Category: forgotten names
Once more this year the list of most popular names—particularly for girls—is vowel –heavy, with six of the top ten names starting with A, E, I or O, and five more filling out the top twenty.
As a result, naturally, there are fewer consonant-starters visible, some letters practically non-existent. One of these is F, with only a single representative, Faith, in the top 100, and a grand total of nine girls’ names out of the whole list of top 1000.
If we look back a century—testing the 100-year rule–it was a very different story, with 31 girls’ and 34 boys’ names starting with this initial. Several of them were versions of the same name (variant spellings are nothing new!); for instance, Freda, Frieda, Freida and Freeda all made the list—but not the current Kahlo-influenced Frida. Florence—no longer visible on today’s list–was represented in 1910 by Florance, Flora, Flossie, Flo, Florrie and Florene, and Frances (which hangs on at #802 today, with Francesca at 470) showed up in such variations as Fannie, Fanny, Francis, Francisca and Frankie, and there were three spellings of Fay/Faye/Fae.

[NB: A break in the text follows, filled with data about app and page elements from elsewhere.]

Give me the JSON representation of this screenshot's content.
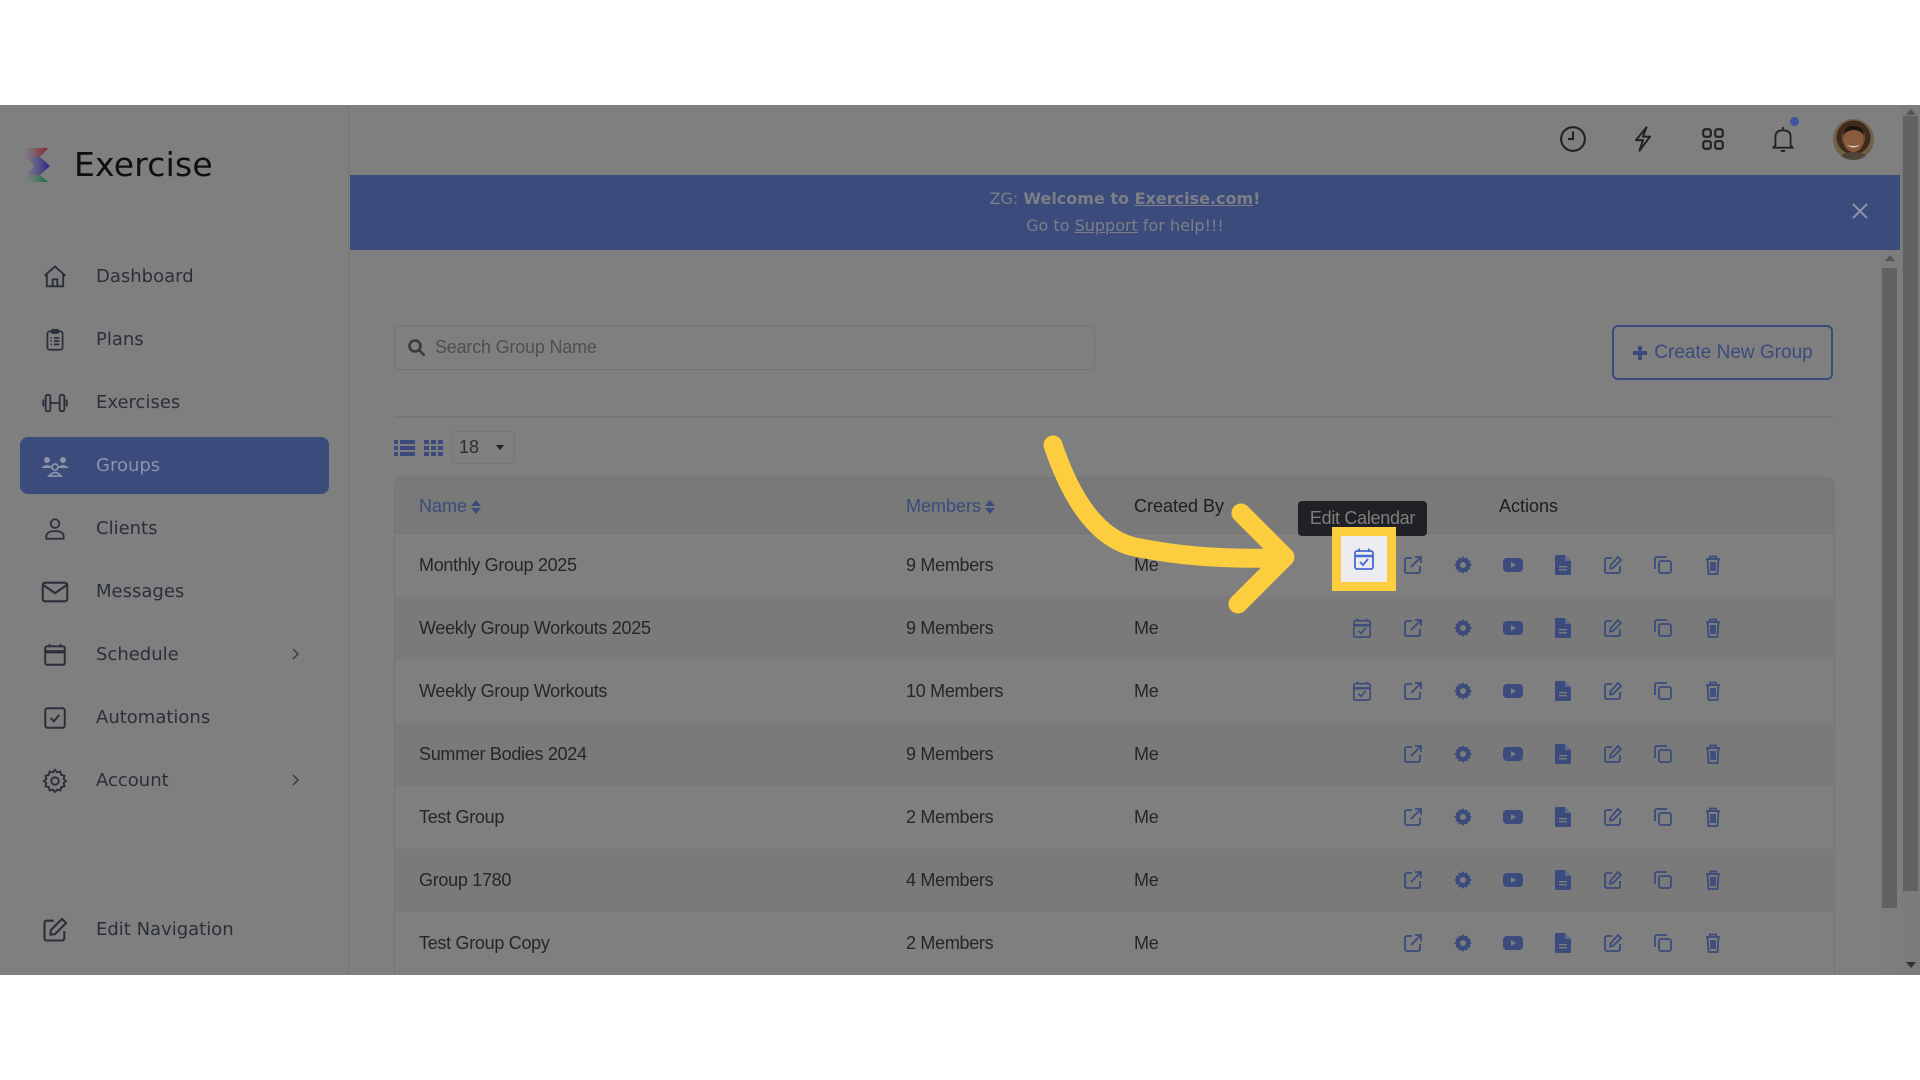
{
  "app": {
    "brand": "Exercise"
  },
  "sidebar": {
    "items": [
      {
        "label": "Dashboard",
        "icon": "home-icon",
        "active": false
      },
      {
        "label": "Plans",
        "icon": "clipboard-icon",
        "active": false
      },
      {
        "label": "Exercises",
        "icon": "dumbbell-icon",
        "active": false
      },
      {
        "label": "Groups",
        "icon": "users-icon",
        "active": true
      },
      {
        "label": "Clients",
        "icon": "user-icon",
        "active": false
      },
      {
        "label": "Messages",
        "icon": "mail-icon",
        "active": false
      },
      {
        "label": "Schedule",
        "icon": "calendar-icon",
        "active": false,
        "has_submenu": true
      },
      {
        "label": "Automations",
        "icon": "checkbox-icon",
        "active": false
      },
      {
        "label": "Account",
        "icon": "gear-icon",
        "active": false,
        "has_submenu": true
      }
    ],
    "bottom": {
      "label": "Edit Navigation",
      "icon": "edit-icon"
    }
  },
  "topbar": {
    "icons": [
      "clock-icon",
      "lightning-icon",
      "apps-grid-icon",
      "bell-icon"
    ],
    "has_notification": true,
    "avatar": "user-avatar"
  },
  "banner": {
    "prefix": "ZG: ",
    "welcome": "Welcome to ",
    "link1": "Exercise.com",
    "bang": "!",
    "goto": "Go to ",
    "link2": "Support",
    "suffix": " for help!!!"
  },
  "search": {
    "placeholder": "Search Group Name",
    "value": ""
  },
  "create_button": {
    "label": "Create New Group"
  },
  "view": {
    "page_size": "18"
  },
  "table": {
    "headers": {
      "name": "Name",
      "members": "Members",
      "created_by": "Created By",
      "actions": "Actions"
    },
    "rows": [
      {
        "name": "Monthly Group 2025",
        "members": "9 Members",
        "created_by": "Me",
        "has_calendar": true
      },
      {
        "name": "Weekly Group Workouts 2025",
        "members": "9 Members",
        "created_by": "Me",
        "has_calendar": true
      },
      {
        "name": "Weekly Group Workouts",
        "members": "10 Members",
        "created_by": "Me",
        "has_calendar": true
      },
      {
        "name": "Summer Bodies 2024",
        "members": "9 Members",
        "created_by": "Me",
        "has_calendar": false
      },
      {
        "name": "Test Group",
        "members": "2 Members",
        "created_by": "Me",
        "has_calendar": false
      },
      {
        "name": "Group 1780",
        "members": "4 Members",
        "created_by": "Me",
        "has_calendar": false
      },
      {
        "name": "Test Group Copy",
        "members": "2 Members",
        "created_by": "Me",
        "has_calendar": false
      }
    ],
    "action_icons": [
      "calendar-check-icon",
      "external-link-icon",
      "gear-icon",
      "video-icon",
      "document-icon",
      "edit-icon",
      "copy-icon",
      "trash-icon"
    ]
  },
  "tooltip": {
    "text": "Edit Calendar"
  },
  "colors": {
    "accent": "#3a4b7c",
    "highlight": "#fcce3f",
    "overlay_bg": "#7f7f7f"
  }
}
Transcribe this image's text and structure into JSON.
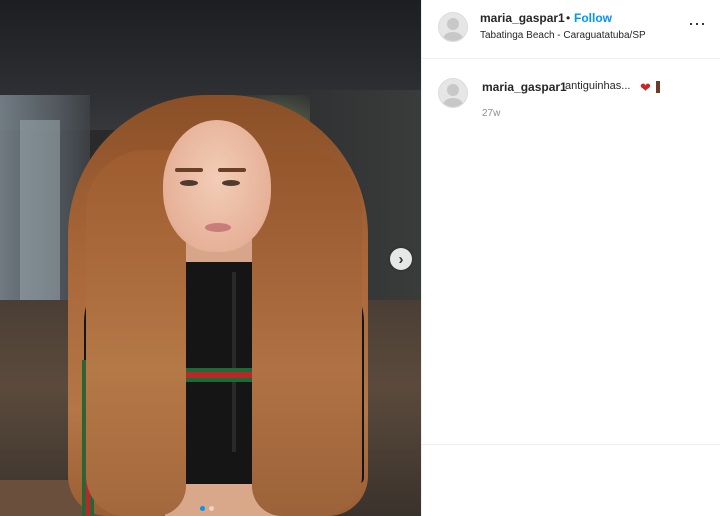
{
  "post": {
    "header": {
      "username": "maria_gaspar1",
      "separator": "•",
      "follow_label": "Follow",
      "location": "Tabatinga Beach - Caraguatatuba/SP",
      "more_icon": "⋯"
    },
    "caption": {
      "username": "maria_gaspar1",
      "text": "antiguinhas...",
      "emoji_heart": "❤",
      "time": "27w"
    },
    "carousel": {
      "next_icon": "›",
      "current_index": 1,
      "total": 2
    },
    "colors": {
      "follow_blue": "#0095f6",
      "text": "#262626",
      "muted": "#8e8e8e"
    }
  }
}
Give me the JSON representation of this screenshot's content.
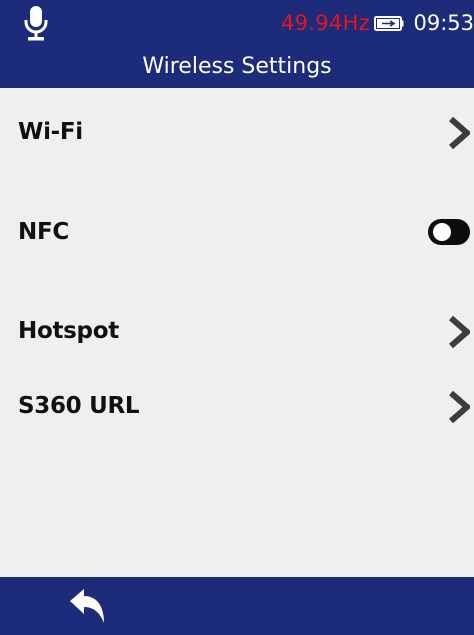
{
  "status": {
    "frequency": "49.94Hz",
    "frequency_color": "#e8141e",
    "battery_icon": "battery-charging-icon",
    "time": "09:53",
    "mic_icon": "microphone-icon"
  },
  "header": {
    "title": "Wireless Settings",
    "background_color": "#1c2b7a"
  },
  "menu": {
    "items": [
      {
        "label": "Wi-Fi",
        "control": "chevron-right-icon"
      },
      {
        "label": "NFC",
        "control": "toggle",
        "state": "off"
      },
      {
        "label": "Hotspot",
        "control": "chevron-right-icon"
      },
      {
        "label": "S360 URL",
        "control": "chevron-right-icon"
      }
    ]
  },
  "footer": {
    "back_icon": "back-arrow-icon"
  }
}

In the mid-1980s, when we were beginning to conceptualize our first book, Beyond Jennifer & Jason, the most popular names were, well, Jennifer (42,637 of them born in 1985 alone) and Jason, as well as Jessica, Michael (a whopping 64,852 of them—no wonder we run into so many 25-year-old Mikes) and Matthews, Ashleys and Amandas, Megans and Melissas.
Over the entire decade of those ancient eighties– the era of Cabbage Patch Dolls and Punky Brewster, the moonwalk and the Material Girl—the top three girls’ names were Jessica (469,000). Jennifer (440,000) and Amanda (369,000), while for the boys it was Michael (663,000— that’s over half a million, in case you hadn’t noticed), Christopher (555,000) and Matthew (458,000)—rounding them off to the nearest hundred.
In the quarter century (!) that has passed since 1985, we’ve seen some very different naming patterns emerge. At that time, there were very few vowel-starting names, except for those A-girls mentioned above, the perennial Elizabeth and the emerging Emily. Hardly a flower name in the bunch, minimal celebrity impact, Mary still in the Top 35, the boys’ list showing little signs of new life, sticking with Old and New Testament favorites and English classics. Not an aden-ending name in the Top 500—though Braden had already popped up at 583, just below Benny.
What’s particularly interesting to look at from today’s perspective is not so much the new names that were emerging or those that are still with us, but the older ones that were still hanging on in the 1985 Top 1000, and have now completely dropped off.
Last week we unearthed twenty long lost literary girls’ names–some of which have rarely been used outside of books, plays and poetry– and now we turn to the boys’ equivalents. The diverse sources of these creative baby names range from Shakespeare to Stoppard– and be aware that, as before, the characters who bear them are not necessarily paragons of virtue.
ARKADY. A Russian saint’s name from the Greek meaning “from Arcadia,” it belongs to a genteel character in Turgenev’s Fathers and Sons and a much less benign one in Dostoyevsky’s Crime and Punishment, and is also a key figure in Gorky Park by Martin Cruz Smith.
BALTHAZAR, the name of one of the three wise men, is scattered throughout literature, from Shakespeare ‘s plays to the rambunctious title character of J P Donleavy’s The Beastly Beatitudes of Balthazar B.
CLAUDIO. A Shakespearean favorite, appearing in both Much Ado About Nothing and Measure for Measure; it’s a Latin clan name meaning “lame”–one of those literal meanings that can be ignored in the modern world.
DUNCAN. Duncan Idaho is the brave hero of Frank Herbert‘s classic fantasy series Dune. It’s a Scottish name meaning “brown warrior” and a nameberry favorite, despite some people’s association with Dunkin’ Donuts.
I was combing through the Top 1000 Names of 1880 the other day for another project (ah, the glamorous life of the baby name expert) and I was blown away by how many names on the list had been totally forgotten. I don’t mean just marginalized, like Ethel or Beulah, but no longer even in our naming lexicon.
We tend to think of strange, invented, unique names as being a recent phenomenon, as if in the past everybody was named John and Mary, and it’s only since 1968 that we’ve had names like Hallie and Freedom.
But in fact, naming innovations have always been a part of American culture, and examining the list for 1880 – the first year for which we have records – makes that crystal clear. The roster contains literally hundreds of names virtually unknown today.
Here, a two-part look at the lost names of 1880, starting with girls’ names.
The biggest name trend story of 1880 was nickname names – yes, dozens of the expected Minnie and Annies and Elsies (the name of the little girl in the Mary Cassatt painting that illustrates this post), but also dozen of names ending in –ie that have rarely been heard in the past hundred years. There was a notable collection of boyish nickname names such as Donnie and Vinnie and Gussie, but here are the most outrageous overall: